Reading: Psalm 133

Verse 1: “How good and pleasant it is when brothers [and sisters] live together in unity”.

Psalm 133 speaks to and of the community of faith. David identifies unity as something that is “good and pleasant”. It is God’s desire that all his children live in unity and peace. In the Psalm David is writing to the nation of Israel but his words also speak to the whole community of faith and to the local church. Unity draws others in, enabling the body of Christ and the individual believer to grow and flourish.

David uses the yearly anointing of the high priest as his illustration of the blessings of unity. Once a year the specially formulated oil of blessing would be poured over the head of the high priest, symbolizing God’s blessings flowing down over the representative of God’s connection to the people. This act also expressed unity – unity between God and his people. The visual of the oil running down Aaron’s face and through his beard and down onto his robes is a reminder of the abundance of God’s blessings on the faithful.

The Psalm closes with “there the Lord bestows his blessing, even life forevermore”. “There” are the places of unity and harmony. In and through the community of faith is where we find “life forevermore”. So this day and every day may we each do our part to build up the unity of the body of Christ, experiencing God’s blessings and favor as we do so.

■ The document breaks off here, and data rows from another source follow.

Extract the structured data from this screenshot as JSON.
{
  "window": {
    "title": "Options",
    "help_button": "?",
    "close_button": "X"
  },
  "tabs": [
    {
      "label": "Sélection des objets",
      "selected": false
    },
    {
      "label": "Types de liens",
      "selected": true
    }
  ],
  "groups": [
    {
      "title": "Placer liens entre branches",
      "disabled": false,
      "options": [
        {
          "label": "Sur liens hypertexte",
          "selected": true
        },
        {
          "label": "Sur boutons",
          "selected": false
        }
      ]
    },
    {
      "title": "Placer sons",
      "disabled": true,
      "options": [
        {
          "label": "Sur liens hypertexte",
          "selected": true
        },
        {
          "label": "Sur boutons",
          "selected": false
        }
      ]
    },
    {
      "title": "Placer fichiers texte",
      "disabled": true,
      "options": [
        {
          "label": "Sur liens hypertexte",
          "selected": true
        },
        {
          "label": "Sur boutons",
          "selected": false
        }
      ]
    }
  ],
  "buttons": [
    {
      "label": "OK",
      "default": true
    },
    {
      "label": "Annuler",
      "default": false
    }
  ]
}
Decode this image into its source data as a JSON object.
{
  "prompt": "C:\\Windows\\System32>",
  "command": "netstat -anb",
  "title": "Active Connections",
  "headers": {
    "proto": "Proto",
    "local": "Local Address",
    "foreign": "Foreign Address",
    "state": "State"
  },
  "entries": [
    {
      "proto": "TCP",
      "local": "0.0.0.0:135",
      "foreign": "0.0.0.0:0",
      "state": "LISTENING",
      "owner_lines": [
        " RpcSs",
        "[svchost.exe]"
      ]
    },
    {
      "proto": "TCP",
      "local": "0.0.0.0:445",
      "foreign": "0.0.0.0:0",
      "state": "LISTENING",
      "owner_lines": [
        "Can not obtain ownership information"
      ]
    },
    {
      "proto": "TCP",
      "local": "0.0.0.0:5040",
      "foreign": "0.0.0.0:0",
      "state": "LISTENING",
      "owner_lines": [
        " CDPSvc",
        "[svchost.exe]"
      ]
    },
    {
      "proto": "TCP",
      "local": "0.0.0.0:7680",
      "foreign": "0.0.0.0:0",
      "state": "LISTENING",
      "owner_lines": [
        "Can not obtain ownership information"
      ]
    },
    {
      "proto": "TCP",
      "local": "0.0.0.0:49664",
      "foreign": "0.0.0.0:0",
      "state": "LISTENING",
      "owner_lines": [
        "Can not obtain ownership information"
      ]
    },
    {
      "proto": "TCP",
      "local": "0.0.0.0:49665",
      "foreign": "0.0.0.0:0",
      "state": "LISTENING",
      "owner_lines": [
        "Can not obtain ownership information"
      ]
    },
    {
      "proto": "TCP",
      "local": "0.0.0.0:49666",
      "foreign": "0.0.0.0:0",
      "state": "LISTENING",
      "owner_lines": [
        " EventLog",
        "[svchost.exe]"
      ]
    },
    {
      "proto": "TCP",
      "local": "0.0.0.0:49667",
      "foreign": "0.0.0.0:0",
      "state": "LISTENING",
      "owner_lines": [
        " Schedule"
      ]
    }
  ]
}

Prayer: Lord, it is so good and pleasant when we gather in worship and fellowship to praise your name and to serve one another. Build up our love for one another, raise up a humble servant’s heart in each of us. In all we do and say, together may we bring you the glory and honor. Amen.